Ezekiel 12:23 Tell them therefore, Thus says the Lord Yahweh: I will make this proverb to cease, and they shall no more use it as a proverb in Israel; but tell them, The days are at hand, and the fulfilment of every prophetic vision-
"Days" was really literal; any day, the news would come of Jerusalem's fall and the destruction of the temple. The false prophets had been falsely claiming that the captivity would end within two years (Jer. 28:3). The "every... vision" in view may refer to all of Ezekiel's visions so far recorded. Or the idea may be that the destruction of Jerusalem by Babylon was envisaged as the final and total fulfilment of the prophetic word of God so far given; but by grace, there was to be a restoration, and when this potential failed, then further destructions of Jerusalem.

Ezekiel 12:24 For there shall be no more any false vision nor flattering divination within the house of Israel-
As noted on :23, there was the potential for the prophetic program to come to a finality in the destruction and restoration of Jerusalem under a Messianic king. This would have meant that literally, there would never again be false prophets in Israel. But the reality was different. That potential restoration didn't happen; and false prophets did continue within Israel. They will only finally be destroyed in the last days, when all these prophecies will come to their final term.

There were many false prophets at the time of Jeremiah and Ezekiel; when in fact the true word of prophecy could have 'turned away' the captivity, if the exiles and the people left in Judah had responded to it (Lam. 2:14). Indeed it could have been that Zedekiah returned as "the prince" of the restored kingdom; see on Ez. 12:12. Ezekiel prophesied to the exiles in Babylon of what was going to happen to the Jews still in the land, exactly so that the exiles' repentance might avert those in the land suffering further. An ameliorated program of judgment and events would have been possible if they had repented.

Ezekiel 12:25 For I am Yahweh. I will speak, and the word that I shall speak shall be performed. It shall be no more deferred; for in your days, rebellious house, will I speak the word, and will perform it, says the Lord Yahweh-
There seems to be the suggestion that God ‘speaks’ a word / plan / intention; and when He decides to operationalize it, then He speaks it again- presumably in the court of Heaven. "Deferred" is the word used by Nehemiah in thanking God for his 'forbearance' (Neh. 9:30). Tragically, this forbearance of God was what led some to take the impression that He was not serious about judgment and was a God somewhat distant and disinterested. See on :28.

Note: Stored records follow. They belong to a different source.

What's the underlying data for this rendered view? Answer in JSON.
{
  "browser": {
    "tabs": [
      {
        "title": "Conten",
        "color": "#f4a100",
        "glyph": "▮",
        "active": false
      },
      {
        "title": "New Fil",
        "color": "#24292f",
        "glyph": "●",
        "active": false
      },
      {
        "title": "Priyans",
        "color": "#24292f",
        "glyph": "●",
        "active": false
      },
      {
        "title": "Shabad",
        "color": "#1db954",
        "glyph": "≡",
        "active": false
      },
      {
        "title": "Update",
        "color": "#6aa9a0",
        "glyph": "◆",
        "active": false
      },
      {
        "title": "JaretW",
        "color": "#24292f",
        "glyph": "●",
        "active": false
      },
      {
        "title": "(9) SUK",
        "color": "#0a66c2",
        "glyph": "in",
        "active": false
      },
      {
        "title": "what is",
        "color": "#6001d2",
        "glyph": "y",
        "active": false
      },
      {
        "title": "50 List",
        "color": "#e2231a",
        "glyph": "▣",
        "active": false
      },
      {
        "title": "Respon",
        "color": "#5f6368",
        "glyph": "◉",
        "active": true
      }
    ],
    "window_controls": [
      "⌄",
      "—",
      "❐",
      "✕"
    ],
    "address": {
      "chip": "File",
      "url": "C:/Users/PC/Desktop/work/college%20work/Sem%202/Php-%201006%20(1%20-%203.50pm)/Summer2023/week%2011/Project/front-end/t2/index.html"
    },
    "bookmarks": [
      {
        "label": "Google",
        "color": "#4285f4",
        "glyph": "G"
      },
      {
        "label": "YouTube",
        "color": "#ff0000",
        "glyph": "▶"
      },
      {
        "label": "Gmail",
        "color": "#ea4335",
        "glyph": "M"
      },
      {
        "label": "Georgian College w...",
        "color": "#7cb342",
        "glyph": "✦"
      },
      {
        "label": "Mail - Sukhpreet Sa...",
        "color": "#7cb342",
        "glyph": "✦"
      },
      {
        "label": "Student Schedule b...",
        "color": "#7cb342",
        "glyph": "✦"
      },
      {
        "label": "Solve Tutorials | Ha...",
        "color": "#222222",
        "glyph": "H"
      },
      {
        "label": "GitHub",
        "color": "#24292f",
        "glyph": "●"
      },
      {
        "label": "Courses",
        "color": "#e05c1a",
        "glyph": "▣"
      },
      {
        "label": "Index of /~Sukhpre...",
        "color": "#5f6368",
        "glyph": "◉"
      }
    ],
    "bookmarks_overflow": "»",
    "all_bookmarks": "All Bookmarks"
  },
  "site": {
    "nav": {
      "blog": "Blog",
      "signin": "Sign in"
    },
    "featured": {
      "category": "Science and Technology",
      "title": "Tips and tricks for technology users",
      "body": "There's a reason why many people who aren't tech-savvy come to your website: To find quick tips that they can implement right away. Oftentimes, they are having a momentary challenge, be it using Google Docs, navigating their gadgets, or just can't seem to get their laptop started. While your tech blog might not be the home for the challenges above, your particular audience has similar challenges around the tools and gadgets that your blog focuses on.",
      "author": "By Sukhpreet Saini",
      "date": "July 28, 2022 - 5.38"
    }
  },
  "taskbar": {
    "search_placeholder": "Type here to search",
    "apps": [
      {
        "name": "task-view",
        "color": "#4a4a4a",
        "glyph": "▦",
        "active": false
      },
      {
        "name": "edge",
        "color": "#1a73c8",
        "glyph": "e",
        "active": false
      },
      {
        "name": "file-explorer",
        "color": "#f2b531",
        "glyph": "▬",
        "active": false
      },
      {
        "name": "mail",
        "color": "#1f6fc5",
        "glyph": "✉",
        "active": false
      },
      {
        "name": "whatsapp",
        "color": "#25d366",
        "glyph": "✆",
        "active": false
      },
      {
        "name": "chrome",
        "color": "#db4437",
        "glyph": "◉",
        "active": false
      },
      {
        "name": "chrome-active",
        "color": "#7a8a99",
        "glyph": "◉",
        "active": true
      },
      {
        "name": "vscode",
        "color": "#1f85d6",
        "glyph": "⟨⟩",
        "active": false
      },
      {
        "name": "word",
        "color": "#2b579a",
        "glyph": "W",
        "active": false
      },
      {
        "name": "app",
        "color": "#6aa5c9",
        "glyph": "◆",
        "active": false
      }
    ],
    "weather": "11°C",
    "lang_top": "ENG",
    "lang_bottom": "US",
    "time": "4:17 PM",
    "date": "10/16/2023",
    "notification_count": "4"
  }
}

Ezekiel 12:26 Again the word of Yahweh came to me saying-
See on :1.

Ezekiel 12:27 Son of man, behold, they of the house of Israel say, The vision that he sees is for many days to come, and he prophesies of times that are far off-
They now apparently accepted that Ezekiel was a prophet, but comforted themselves that it would not come true in their times. We see here a classic case of how misinterpretation of God's word has a psychological and spiritual basis. Rather than accept the plain meaning of Ezekiel's message, that destruction in Jerusalem was imminent, they decided that the visions spoke of the far distant future.

Ezekiel 12:28 Therefore tell them, Thus says the Lord Yahweh: None of My words shall be deferred any more, but the word which I shall speak shall be performed, says the Lord Yahweh
- See on :25. The word was to be "performed" or literally 'done'. The same phrase is to be found in the lament that Israel would not perform or do God's word (Ez. 33:31,32). If we do not perform God's word, then He will perform it in our condemnation. The idea is that His word is so utterly certain of fulfilment (see on :1). It is for us to as it were be on His wide by performing it ourselves, seeing He will surely perform it one way or the other.